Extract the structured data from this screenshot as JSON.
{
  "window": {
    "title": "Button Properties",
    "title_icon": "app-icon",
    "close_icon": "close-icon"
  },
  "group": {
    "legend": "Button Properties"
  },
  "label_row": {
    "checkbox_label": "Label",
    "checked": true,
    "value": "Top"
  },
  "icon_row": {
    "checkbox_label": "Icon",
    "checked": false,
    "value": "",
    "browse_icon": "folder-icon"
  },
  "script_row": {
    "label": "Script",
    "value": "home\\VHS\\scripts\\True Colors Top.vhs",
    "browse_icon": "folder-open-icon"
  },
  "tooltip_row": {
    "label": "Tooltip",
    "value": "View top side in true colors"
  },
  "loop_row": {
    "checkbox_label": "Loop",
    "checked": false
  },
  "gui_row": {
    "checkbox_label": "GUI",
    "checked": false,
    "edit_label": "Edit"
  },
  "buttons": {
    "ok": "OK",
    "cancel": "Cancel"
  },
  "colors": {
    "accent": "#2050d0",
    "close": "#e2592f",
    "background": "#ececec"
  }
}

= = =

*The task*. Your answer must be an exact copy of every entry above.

*Solved problem*.
Extract the structured data from this screenshot as JSON.
{
  "window": {
    "title": "Button Properties",
    "title_icon": "app-icon",
    "close_icon": "close-icon"
  },
  "group": {
    "legend": "Button Properties"
  },
  "label_row": {
    "checkbox_label": "Label",
    "checked": true,
    "value": "Top"
  },
  "icon_row": {
    "checkbox_label": "Icon",
    "checked": false,
    "value": "",
    "browse_icon": "folder-icon"
  },
  "script_row": {
    "label": "Script",
    "value": "home\\VHS\\scripts\\True Colors Top.vhs",
    "browse_icon": "folder-open-icon"
  },
  "tooltip_row": {
    "label": "Tooltip",
    "value": "View top side in true colors"
  },
  "loop_row": {
    "checkbox_label": "Loop",
    "checked": false
  },
  "gui_row": {
    "checkbox_label": "GUI",
    "checked": false,
    "edit_label": "Edit"
  },
  "buttons": {
    "ok": "OK",
    "cancel": "Cancel"
  },
  "colors": {
    "accent": "#2050d0",
    "close": "#e2592f",
    "background": "#ececec"
  }
}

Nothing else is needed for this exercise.